Independents Argue Streaming Rate Difference Between Them and Majors Would 'Have Disastrous Consequences'
The fact that the Copyright Royalty Board is -- possibly -- considering setting different rates for different kinds of record labels has the independent label community up in arms.
In addition to A2IM, both Merlin and Worldwide Independent Network (WIN) have come out in support of keeping a single rate for all music suppliers, condemning those speaking in favor of a multi-tier rate payment system. So far, Sony Music Entertainment and the Universal Music Group have come out in favor of multiple rates for different music suppliers. Up until now, the CRB has confined itself to setting a single rate for all music licensors, whether a mom-and-pop indie like Mom + Pop or a major with a deep bench Columbia Records.
The Copyright Royalty Board, which is currently deliberating webcasting rates, has asked the U.S. Register of Copyrights Maria Pallante whether it can set varying royalty rates for different music suppliers.
While some caution that the CRB's question can be interpreted in a number of different ways, and that the CRB judges haven't made clear what they are intending, most industry executives familiar with the sudden turn of events seem to think the CRB might be considering giving the major labels, and their significant market shares, a higher rate than the independents.

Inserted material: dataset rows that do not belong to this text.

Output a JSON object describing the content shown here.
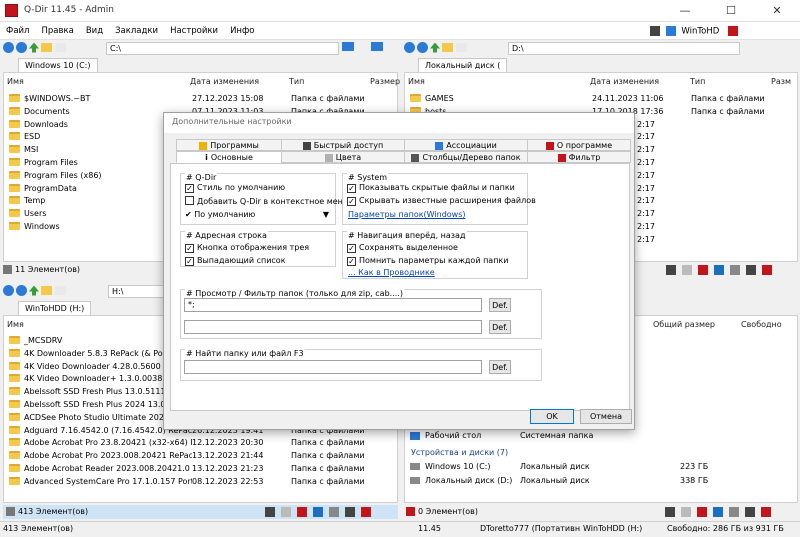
{
  "window": {
    "title": "Q-Dir 11.45 - Admin",
    "minimize": "—",
    "maximize": "☐",
    "close": "✕"
  },
  "menu": [
    "Файл",
    "Правка",
    "Вид",
    "Закладки",
    "Настройки",
    "Инфо"
  ],
  "menu_right": {
    "label": "WinToHD"
  },
  "pane_tl": {
    "address": "C:\\",
    "tab": "Windows 10 (C:)",
    "columns": [
      "Имя",
      "Дата изменения",
      "Тип",
      "Размер"
    ],
    "rows": [
      {
        "name": "$WINDOWS.~BT",
        "date": "27.12.2023 15:08",
        "type": "Папка с файлами"
      },
      {
        "name": "Documents",
        "date": "07.11.2023 11:03",
        "type": "Папка с файлами"
      },
      {
        "name": "Downloads",
        "date": "",
        "type": ""
      },
      {
        "name": "ESD",
        "date": "",
        "type": ""
      },
      {
        "name": "MSI",
        "date": "",
        "type": ""
      },
      {
        "name": "Program Files",
        "date": "",
        "type": ""
      },
      {
        "name": "Program Files (x86)",
        "date": "",
        "type": ""
      },
      {
        "name": "ProgramData",
        "date": "",
        "type": ""
      },
      {
        "name": "Temp",
        "date": "",
        "type": ""
      },
      {
        "name": "Users",
        "date": "",
        "type": ""
      },
      {
        "name": "Windows",
        "date": "",
        "type": ""
      }
    ],
    "status": "11 Элемент(ов)"
  },
  "pane_tr": {
    "address": "D:\\",
    "tab": "Локальный диск (",
    "columns": [
      "Имя",
      "Дата изменения",
      "Тип",
      "Разм"
    ],
    "rows": [
      {
        "name": "GAMES",
        "date": "24.11.2023 11:06",
        "type": "Папка с файлами"
      },
      {
        "name": "hosts",
        "date": "17.10.2018 17:36",
        "type": "Папка с файлами"
      },
      {
        "name": "",
        "date": "2:17",
        "type": ""
      },
      {
        "name": "",
        "date": "2:17",
        "type": ""
      },
      {
        "name": "",
        "date": "2:17",
        "type": ""
      },
      {
        "name": "",
        "date": "2:17",
        "type": ""
      },
      {
        "name": "",
        "date": "2:17",
        "type": ""
      },
      {
        "name": "",
        "date": "2:17",
        "type": ""
      },
      {
        "name": "",
        "date": "2:17",
        "type": ""
      },
      {
        "name": "",
        "date": "2:17",
        "type": ""
      },
      {
        "name": "",
        "date": "2:17",
        "type": ""
      },
      {
        "name": "",
        "date": "2:17",
        "type": ""
      }
    ]
  },
  "pane_bl": {
    "address": "H:\\",
    "tab": "WinToHDD (H:)",
    "columns": [
      "Имя"
    ],
    "rows": [
      {
        "name": "_MCSDRV",
        "date": "",
        "type": ""
      },
      {
        "name": "4K Downloader 5.8.3 RePack (& Portable",
        "date": "",
        "type": ""
      },
      {
        "name": "4K Video Downloader 4.28.0.5600 RePack",
        "date": "",
        "type": ""
      },
      {
        "name": "4K Video Downloader+ 1.3.0.0038 RePac",
        "date": "",
        "type": ""
      },
      {
        "name": "Abelssoft SSD Fresh Plus 13.0.51115 Port",
        "date": "",
        "type": ""
      },
      {
        "name": "Abelssoft SSD Fresh Plus 2024 13.0.5111",
        "date": "",
        "type": ""
      },
      {
        "name": "ACDSee Photo Studio Ultimate 2024 17.0",
        "date": "",
        "type": ""
      },
      {
        "name": "Adguard 7.16.4542.0 (7.16.4542.0) RePack by KpoJ...",
        "date": "26.12.2023 19:41",
        "type": "Папка с файлами"
      },
      {
        "name": "Adobe Acrobat Pro 23.8.20421 (x32-x64) RePack b...",
        "date": "12.12.2023 20:30",
        "type": "Папка с файлами"
      },
      {
        "name": "Adobe Acrobat Pro 2023.008.20421 RePack b...",
        "date": "13.12.2023 21:44",
        "type": "Папка с файлами"
      },
      {
        "name": "Adobe Acrobat Reader 2023.008.20421.0",
        "date": "13.12.2023 21:23",
        "type": "Папка с файлами"
      },
      {
        "name": "Advanced SystemCare Pro 17.1.0.157 Portab...",
        "date": "08.12.2023 22:53",
        "type": "Папка с файлами"
      }
    ],
    "status": "413 Элемент(ов)"
  },
  "pane_br": {
    "columns": [
      "Общий размер",
      "Свободно"
    ],
    "rows": [
      {
        "name": "Рабочий стол",
        "type": "Системная папка",
        "size": ""
      },
      {
        "name": "Устройства и диски (7)",
        "type": "",
        "size": ""
      },
      {
        "name": "Windows 10 (C:)",
        "type": "Локальный диск",
        "size": "223 ГБ"
      },
      {
        "name": "Локальный диск (D:)",
        "type": "Локальный диск",
        "size": "338 ГБ"
      }
    ],
    "status": "0 Элемент(ов)"
  },
  "bottom_status": {
    "left": "413 Элемент(ов)",
    "version": "11.45",
    "user": "DToretto777 (Портативн",
    "drive": "WinToHDD (H:)",
    "free": "Свободно: 286 ГБ из 931 ГБ"
  },
  "dialog": {
    "title": "Дополнительные настройки",
    "tabs_row1": [
      "Программы",
      "Быстрый доступ",
      "Ассоциации",
      "О программе"
    ],
    "tabs_row2": [
      "Основные",
      "Цвета",
      "Столбцы/Дерево папок",
      "Фильтр"
    ],
    "qdir": {
      "title": "# Q-Dir",
      "opt1": "Стиль по умолчанию",
      "opt2": "Добавить Q-Dir в контекстное меню",
      "dropdown": "По умолчанию"
    },
    "system": {
      "title": "# System",
      "opt1": "Показывать скрытые файлы и папки",
      "opt2": "Скрывать известные расширения файлов",
      "link": "Параметры папок(Windows)"
    },
    "address": {
      "title": "# Адресная строка",
      "opt1": "Кнопка отображения трея",
      "opt2": "Выпадающий список"
    },
    "nav": {
      "title": "# Навигация вперёд, назад",
      "opt1": "Сохранять выделенное",
      "opt2": "Помнить параметры каждой папки",
      "link": "... Как в Проводнике"
    },
    "filter": {
      "title": "# Просмотр / Фильтр папок (только для zip, cab....)",
      "value1": "*;",
      "value2": "",
      "def": "Def."
    },
    "find": {
      "title": "# Найти папку или файл    F3",
      "value": "",
      "def": "Def."
    },
    "ok": "OK",
    "cancel": "Отмена"
  },
  "colors": {
    "accent": "#0078d7",
    "folder": "#f3c84b",
    "app_red": "#c2151b"
  }
}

"The worldwide independent industry calls for the maintenance of single rate collective licensing in the U.S. as it insures that there can be no discrimination towards artists and companies in an already highly competitive market place," according to a statement issued by WIN, the London-based trade group. "The majors continue to try and split the industry apart to leverage more for themselves at the expense of everyone else. If this is allowed to take root in the US it will have disastrous consequences for the whole industry."

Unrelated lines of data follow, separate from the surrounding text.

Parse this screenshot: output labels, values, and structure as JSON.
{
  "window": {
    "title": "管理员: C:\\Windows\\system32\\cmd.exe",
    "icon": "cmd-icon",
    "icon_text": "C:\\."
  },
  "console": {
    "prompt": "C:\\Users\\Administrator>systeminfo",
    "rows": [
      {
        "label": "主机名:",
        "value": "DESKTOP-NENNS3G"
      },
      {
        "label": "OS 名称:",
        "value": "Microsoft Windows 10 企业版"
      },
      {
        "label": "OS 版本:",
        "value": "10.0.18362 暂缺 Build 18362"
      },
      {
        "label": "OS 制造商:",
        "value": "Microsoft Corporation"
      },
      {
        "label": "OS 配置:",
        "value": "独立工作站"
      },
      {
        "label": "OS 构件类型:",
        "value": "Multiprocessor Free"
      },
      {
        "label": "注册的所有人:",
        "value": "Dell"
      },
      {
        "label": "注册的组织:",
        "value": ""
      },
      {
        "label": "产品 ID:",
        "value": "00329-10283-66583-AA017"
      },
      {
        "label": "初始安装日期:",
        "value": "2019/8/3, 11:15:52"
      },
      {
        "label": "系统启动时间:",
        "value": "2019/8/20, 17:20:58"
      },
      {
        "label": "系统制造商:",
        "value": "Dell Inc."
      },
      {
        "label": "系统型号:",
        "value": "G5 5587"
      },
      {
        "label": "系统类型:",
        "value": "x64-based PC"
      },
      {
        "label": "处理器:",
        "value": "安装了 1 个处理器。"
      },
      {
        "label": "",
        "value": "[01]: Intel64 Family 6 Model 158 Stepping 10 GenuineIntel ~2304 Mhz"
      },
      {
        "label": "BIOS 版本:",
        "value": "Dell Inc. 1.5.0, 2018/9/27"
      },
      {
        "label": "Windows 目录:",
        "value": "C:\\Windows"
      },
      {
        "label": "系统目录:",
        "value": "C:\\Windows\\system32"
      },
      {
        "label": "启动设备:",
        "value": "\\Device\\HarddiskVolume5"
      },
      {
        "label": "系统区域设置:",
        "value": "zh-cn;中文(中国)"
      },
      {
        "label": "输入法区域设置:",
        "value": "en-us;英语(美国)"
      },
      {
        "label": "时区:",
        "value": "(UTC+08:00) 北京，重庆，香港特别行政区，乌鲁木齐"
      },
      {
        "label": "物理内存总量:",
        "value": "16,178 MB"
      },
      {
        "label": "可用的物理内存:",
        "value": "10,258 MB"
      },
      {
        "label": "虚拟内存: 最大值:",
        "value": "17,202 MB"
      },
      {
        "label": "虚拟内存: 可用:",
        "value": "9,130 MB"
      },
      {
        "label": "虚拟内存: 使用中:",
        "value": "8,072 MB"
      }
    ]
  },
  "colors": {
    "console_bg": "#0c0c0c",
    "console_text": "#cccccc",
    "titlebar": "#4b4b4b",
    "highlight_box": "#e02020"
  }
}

Both Sony Music Entertainment and Universal Music Group filed a joint brief in support of multiple rates. In a brief obtained by Billboard that was submitted on behalf of the two majors by Matthew Oppenheim of the Washington, D.C.-based law firm Oppenheim + Zebrak LLP, the two majors argue that the language in section 114 of the U.S. copyright law supports the setting of multiple rates by using the plural in reference to "rates and terms," but they argue that a "one-size-fits-all approach would defeat the statutory requirement to consider comparability."

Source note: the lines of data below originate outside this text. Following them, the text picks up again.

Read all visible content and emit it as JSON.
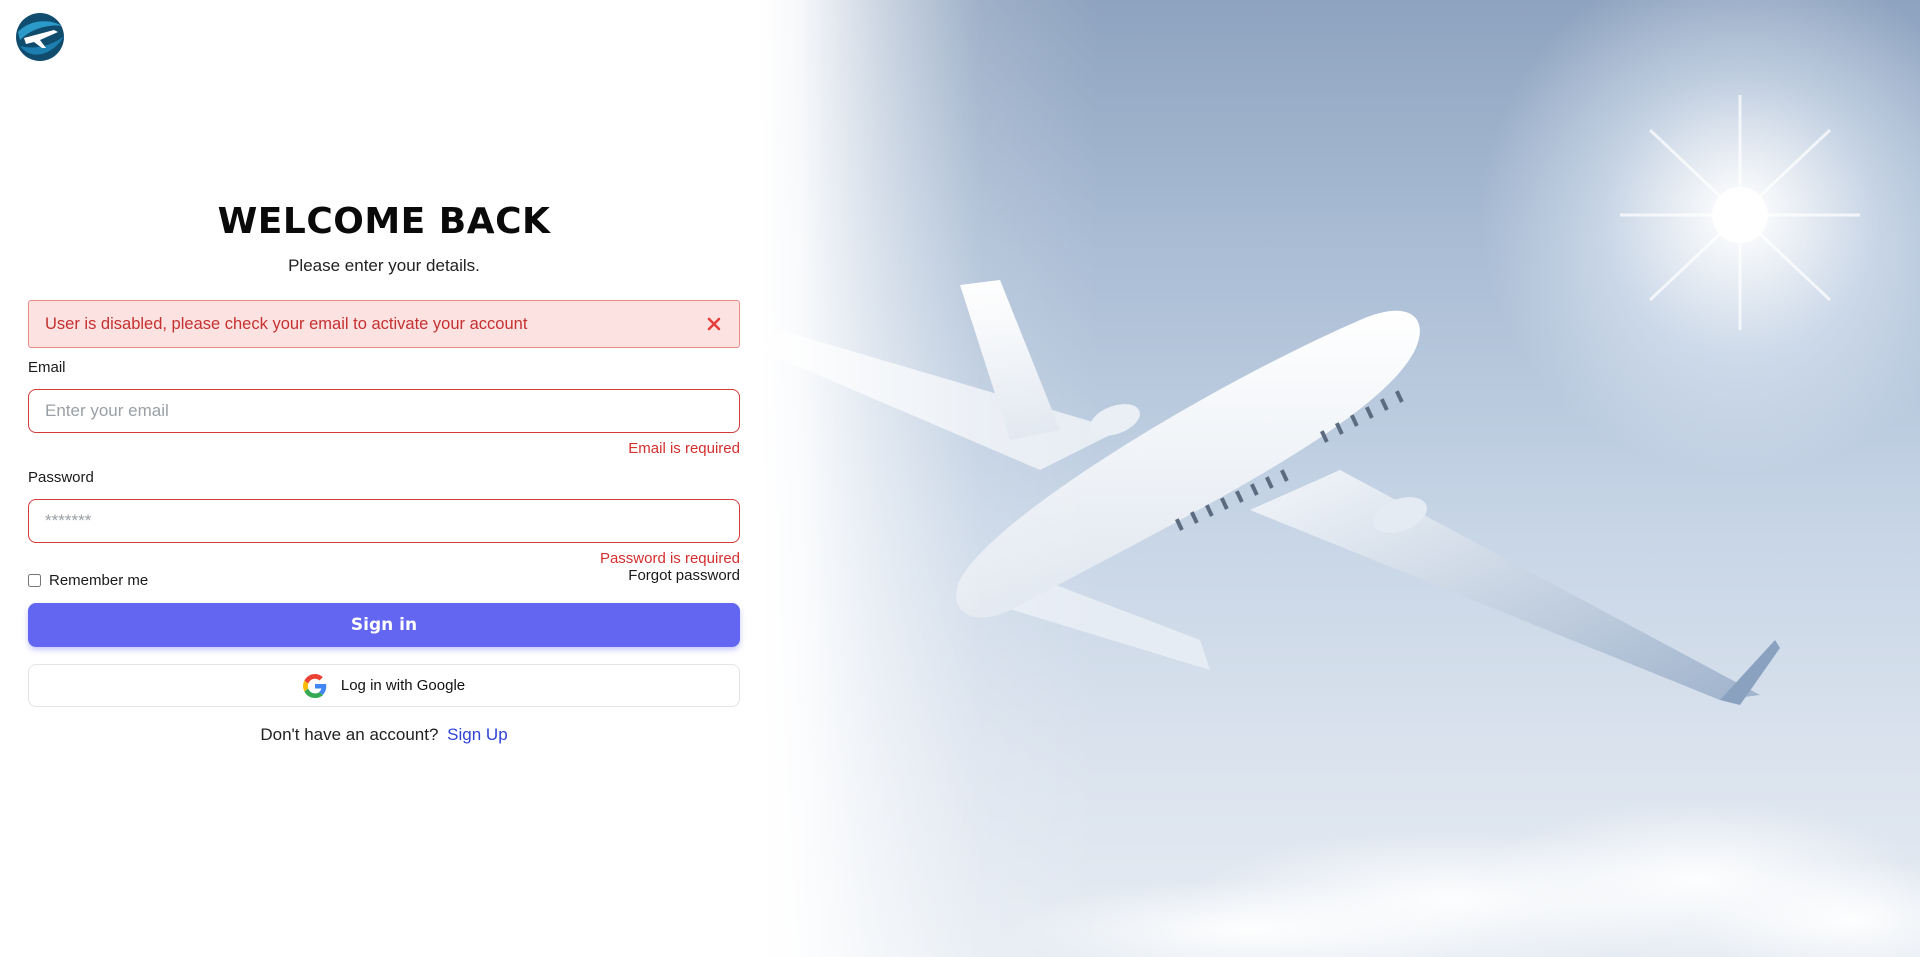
{
  "header": {
    "logo_icon": "airplane-globe-logo"
  },
  "form": {
    "title": "WELCOME BACK",
    "subtitle": "Please enter your details.",
    "alert": {
      "message": "User is disabled, please check your email to activate your account",
      "close_icon": "close-icon"
    },
    "email": {
      "label": "Email",
      "placeholder": "Enter your email",
      "value": "",
      "error": "Email is required"
    },
    "password": {
      "label": "Password",
      "placeholder": "*******",
      "value": "",
      "error": "Password is required"
    },
    "remember_label": "Remember me",
    "remember_checked": false,
    "forgot_label": "Forgot password",
    "signin_label": "Sign in",
    "google_label": "Log in with Google",
    "signup_prompt": "Don't have an account?",
    "signup_label": "Sign Up"
  },
  "colors": {
    "primary": "#6366f1",
    "error": "#d32f2f",
    "alert_bg": "#fde2e2",
    "link": "#2f43d6"
  }
}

The brief also says that the Judges should establish rates and terms which would have arisen from negotiations in the marketplace between a willing buyer and willing seller. Where they are diverse buyers and sellers, a marketplace negotiation wouldn't "generate a uniform rate, but a range of negotiated rates," the joint brief opines. "Setting multiple rates for different types of licensors is consistent with and furthers the statutory mandate to consider the terms of voluntary agreements only with respect to comparably situated parties."
The two majors' support for multiple rates is distressing to the independent label sector. Merlin, the organization that represents thousands of independent labels in negotiating licensing deals with digital music service issued a statement saying that it was "created to address serious concerns with the independent sector that the largest labels would abuse their dominance to create a two-class system of rights," which would lead to a system where independent labels and their artists would suffer financially to compensate for the excessive demands imposed on digital services by the big two. "Eight years on… we see our suspicions realized and there is no more doubt about the majors' intentions, which now sit in the open, exposed for all to see," the Merlin statement continued.
It's unclear what prompted the CRB judges to ask the copyright office about multiple rates. The judges are seeking guidance from U.S. Register Pallante because when they finally make their decisions she must review their determination to see that they followed the letter of the law.
"It's bad enough that the regulatory authors are even considering one rate for the big and one rate for the small… but what is really shocking is the positioning of the two 'super majors'… supporting multiple statutory rates," the head of one large independent label tells Billboard. "If you were a detective looking for the clincher, the final piece of evidence that the super majors are no longer acting as responsible market leaders but simply lining their own pockets, you'd need look no further than this."